Open Access

Radiation resistance genes discovered

  • Vicki Glaser
Genome Biology20012:spotlight-20011129-01

DOI: 10.1186/gb-spotlight-20011129-01

Published: 29 November 2001

The genetic apparatus underlying the susceptibility of a cell to ionizing radiation has become clearer, with the discovery of 107 new genes associated with this cellular response mechanism. This has wide-reaching implications for identifying strategies to protect against the effects of ionizing radiation and designing novel chemotherapeutic agents.

A screen of mutant yeast cells identified 107 new genes that affect sensitivity to ionizing radiation. This discovery more than triples the number of genetic loci believed to play a role in DNA repair and the related functions that are induced by radiation damage. More than half of these new yeast genes appear to have a homolog in the human gene pool, and 17 of those have been linked to various cancers.

These genes may determine how well cells are able to survive exposure to radiation, and may even help predict sensitivity to other DNA-damaging agents, such as anti-cancer drugs. It is the ability to target these genes during the drug discovery process that could lead to the development of more effective chemotherapeutics.

An important and unexpected finding of this study is that many of the newly identified radiation-resistance genes fall into functional groups not previously linked to genetic repair mechanisms. Many of them affect cell replication, recombination, and cell-cycle checkpoint functions - traditional pathways linked to the repair of nicks and breaks in the DNA. But others appear to be involved in a variety of cellular activities including chromatin remodeling, chromosome segregation, nuclear pore formation, transcription, Golgi/vacuolar activities, ubiquitin-mediated protein degradation, cytokinesis, mitochondrial activity and cell-wall maintenance.

"I only expected to find a few more [genes] and expected them to be related to a DNA metabolic effect," said Michael Resnick, from the Laboratory of Genetics at the National Institute of Environmental Health Sciences, a senior author of the study. "The discovery that genes involved in transcription and protein synthesis play a role in radiation sensitivity was quite a surprise", continued Resnick.

Also surprising was the observation that mutations in genes that make nuclear pore proteins were essential for survival in radiation-damaged yeast.
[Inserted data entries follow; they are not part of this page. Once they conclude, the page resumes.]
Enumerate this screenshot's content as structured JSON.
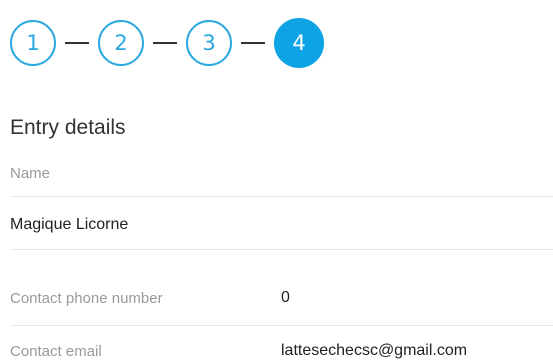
{
  "stepper": {
    "steps": [
      {
        "label": "1",
        "state": "done"
      },
      {
        "label": "2",
        "state": "done"
      },
      {
        "label": "3",
        "state": "done"
      },
      {
        "label": "4",
        "state": "active"
      }
    ],
    "colors": {
      "accent": "#0da3e4",
      "outline": "#29a8e0",
      "connector": "#333333"
    }
  },
  "section": {
    "title": "Entry details"
  },
  "fields": {
    "name": {
      "label": "Name",
      "value": "Magique Licorne"
    },
    "phone": {
      "label": "Contact phone number",
      "value": "0"
    },
    "email": {
      "label": "Contact email",
      "value": "lattesechecsc@gmail.com"
    }
  }
}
These proteins define the structure of nuclear pores, which control the movement of proteins in and out of the nucleus. Resnick speculated that, in response to radiation damage, cells may send out a cell-wide 'SOS' call, mobilizing an army of previously unknown repair molecules that must enter the nucleus. These molecules could serve as targets for clinical interventions aimed at enhancing or disrupting DNA repair activity.

Prior to this study, only 23 radiation-sensitive yeast mutants had been identified. Resnick and colleagues screened 3670 non-essential Saccharomyces cerevisiae genes (two-thirds of the total gene number) and found 107 new genes that, when mutated, increased sensitivity to ionizing radiation. Unlike previous screens, which measured changes in gene expression following irradiation, this study evaluated gene function, by determining which mutant strains could no longer grow in culture and form colonies.
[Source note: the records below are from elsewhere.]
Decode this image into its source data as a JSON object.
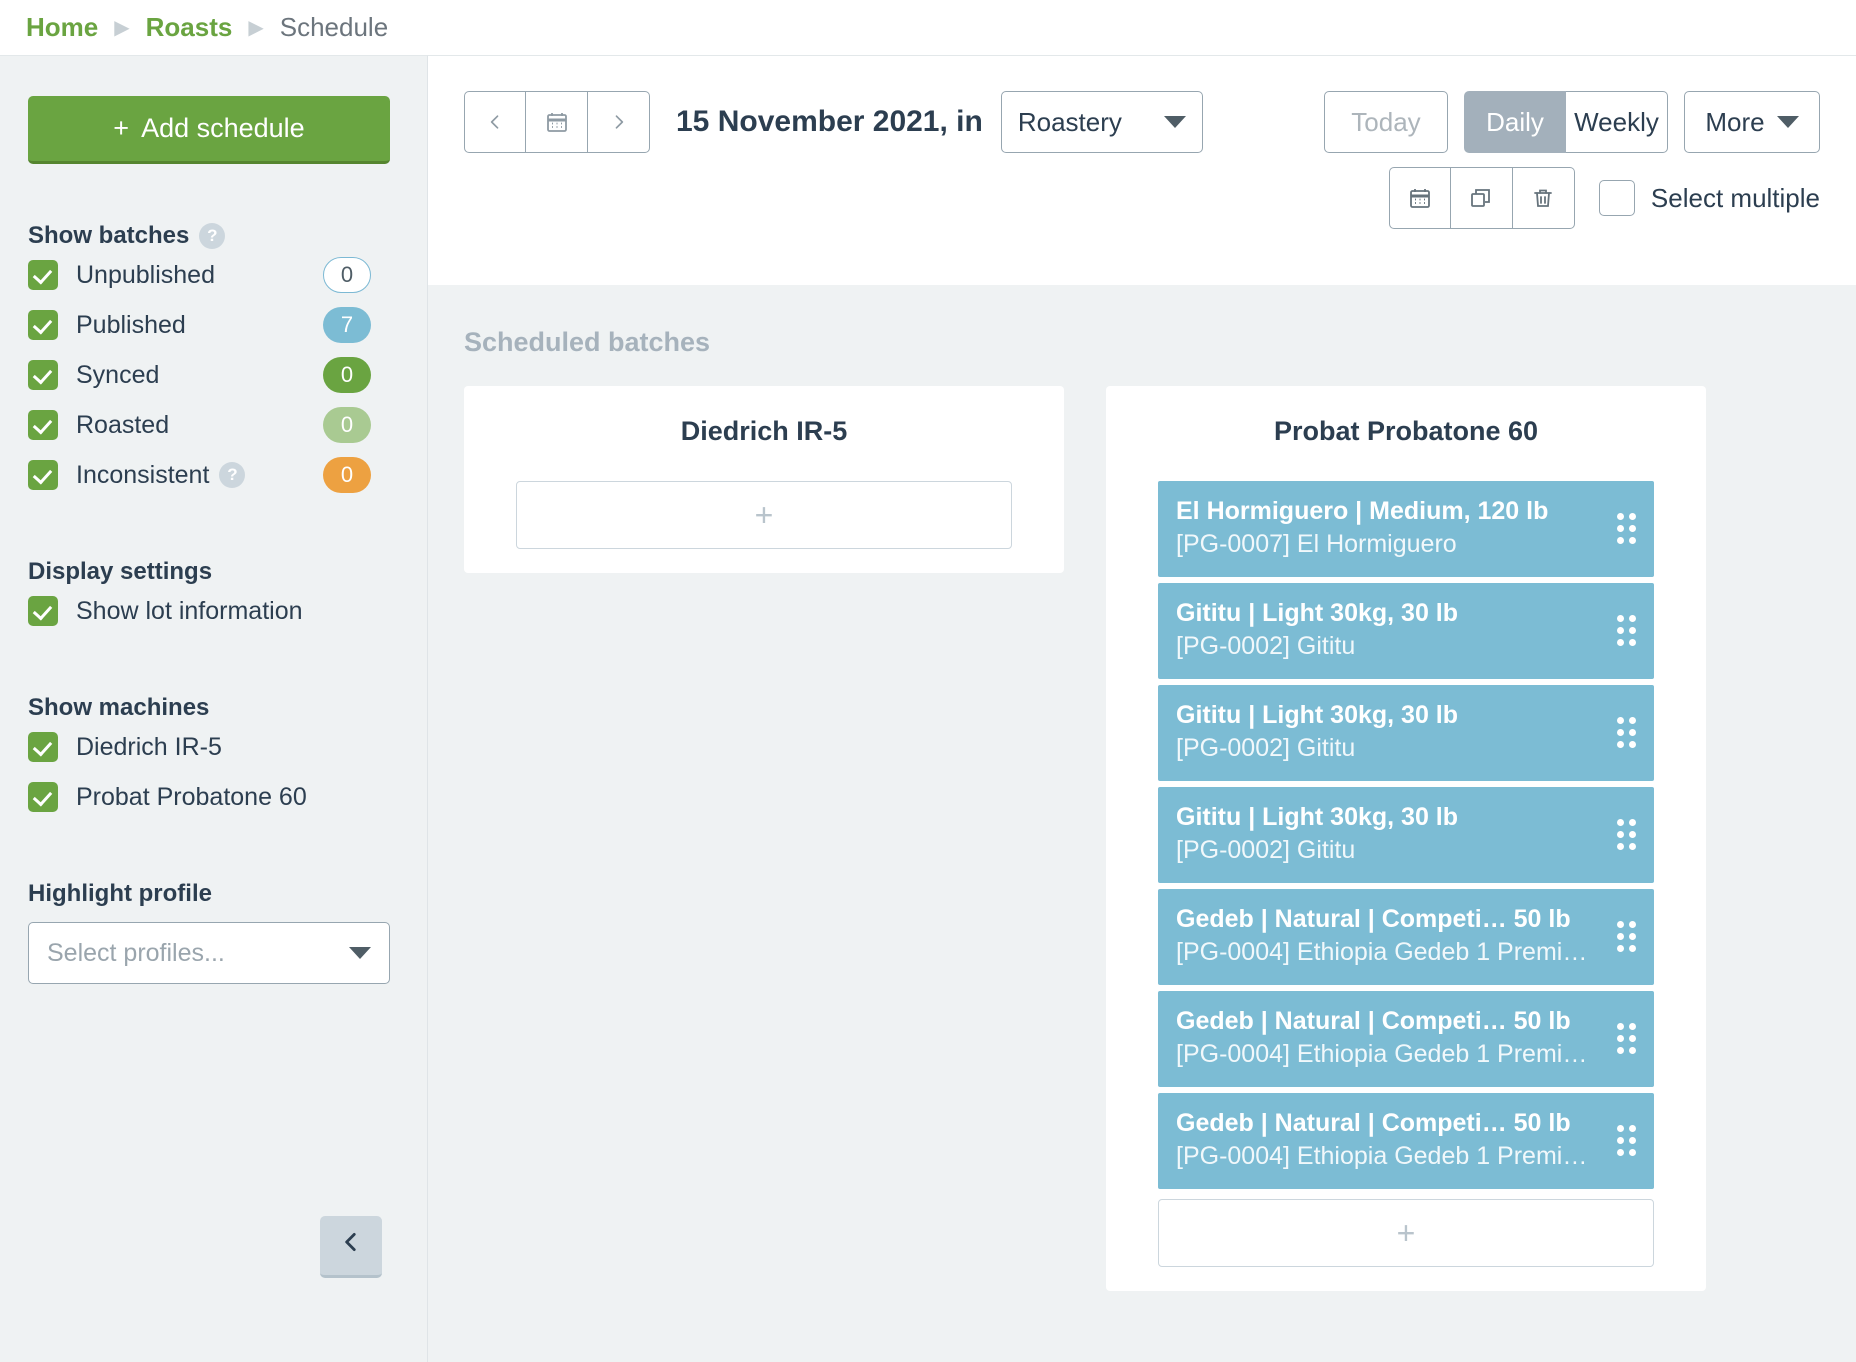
{
  "breadcrumb": {
    "items": [
      {
        "label": "Home",
        "current": false
      },
      {
        "label": "Roasts",
        "current": false
      },
      {
        "label": "Schedule",
        "current": true
      }
    ],
    "separator": "▶"
  },
  "sidebar": {
    "add_schedule_label": "Add schedule",
    "add_schedule_plus": "+",
    "show_batches": {
      "heading": "Show batches",
      "help_glyph": "?",
      "items": [
        {
          "label": "Unpublished",
          "count": "0",
          "style": "outline",
          "checked": true,
          "help": false
        },
        {
          "label": "Published",
          "count": "7",
          "style": "blue",
          "checked": true,
          "help": false
        },
        {
          "label": "Synced",
          "count": "0",
          "style": "green",
          "checked": true,
          "help": false
        },
        {
          "label": "Roasted",
          "count": "0",
          "style": "lgreen",
          "checked": true,
          "help": false
        },
        {
          "label": "Inconsistent",
          "count": "0",
          "style": "orange",
          "checked": true,
          "help": true
        }
      ]
    },
    "display_settings": {
      "heading": "Display settings",
      "items": [
        {
          "label": "Show lot information",
          "checked": true
        }
      ]
    },
    "show_machines": {
      "heading": "Show machines",
      "items": [
        {
          "label": "Diedrich IR-5",
          "checked": true
        },
        {
          "label": "Probat Probatone 60",
          "checked": true
        }
      ]
    },
    "highlight_profile": {
      "heading": "Highlight profile",
      "placeholder": "Select profiles...",
      "value": ""
    },
    "collapse_glyph": "‹"
  },
  "toolbar": {
    "prev_glyph": "‹",
    "calendar_glyph": "▦",
    "next_glyph": "›",
    "date_title": "15 November 2021, in",
    "location": {
      "value": "Roastery"
    },
    "today_label": "Today",
    "daily_label": "Daily",
    "weekly_label": "Weekly",
    "active_view": "Daily",
    "more_label": "More",
    "action_calendar_glyph": "▦",
    "action_copy_glyph": "⧉",
    "action_delete_glyph": "Ὕ1",
    "select_multiple_label": "Select multiple",
    "select_multiple_checked": false
  },
  "board": {
    "title": "Scheduled batches",
    "add_glyph": "+",
    "columns": [
      {
        "machine": "Diedrich IR-5",
        "batches": []
      },
      {
        "machine": "Probat Probatone 60",
        "batches": [
          {
            "title": "El Hormiguero | Medium, 120 lb",
            "subtitle": "[PG-0007] El Hormiguero"
          },
          {
            "title": "Gititu | Light 30kg, 30 lb",
            "subtitle": "[PG-0002] Gititu"
          },
          {
            "title": "Gititu | Light 30kg, 30 lb",
            "subtitle": "[PG-0002] Gititu"
          },
          {
            "title": "Gititu | Light 30kg, 30 lb",
            "subtitle": "[PG-0002] Gititu"
          },
          {
            "title": "Gedeb | Natural | Competi… 50 lb",
            "subtitle": "[PG-0004] Ethiopia Gedeb 1 Premi…"
          },
          {
            "title": "Gedeb | Natural | Competi… 50 lb",
            "subtitle": "[PG-0004] Ethiopia Gedeb 1 Premi…"
          },
          {
            "title": "Gedeb | Natural | Competi… 50 lb",
            "subtitle": "[PG-0004] Ethiopia Gedeb 1 Premi…"
          }
        ]
      }
    ]
  },
  "colors": {
    "brand_green": "#6aa441",
    "batch_blue": "#7cbcd4",
    "accent_orange": "#eda141",
    "panel_bg": "#eff2f3"
  }
}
Bennett et al. then showed that among the 107 gamma-ray-sensitive deletion mutants, only about half were also sensitive to ultraviolet radiation. They were quite surprised to find that nearly 25% of the radiation-sensitive mutants were resistant to the anti-cancer drug bleomycin, which causes breaks in the DNA similar to those caused by radiation. The authors speculate that there must be differences in the spectrum of damage and the mechanisms of repair in response to gamma irradiation and bleomycin. It is possible that these differences could be exploited to enhance the effectiveness of cancer therapy while protecting normal cells from damage.

This study demonstrates the importance of being able to link changes in gene function in response to an environmental stimulus to the ups and downs of gene expression measured in microarray-based assays. Functional assays help define "the genetics of the response," said Resnick. "We think this opens the way to many more targets."


  1. Radiation resistance Genome Biology 22 November 2001, []
  2. National Institute of Environmental Health Sciences, []
  3. Bennett CB, Lewis LK, Karthikeyan G, Lobachev KS, Jin YH, Sterling JF, Snipe JR, Resnick MA: Genes required for ionizing radiation resistance in yeast. Nat Genet 2001, DOI: 10.1038/ng778., []
  4. Saccharomyces genome deletion project, []


© BioMed Central Ltd 2001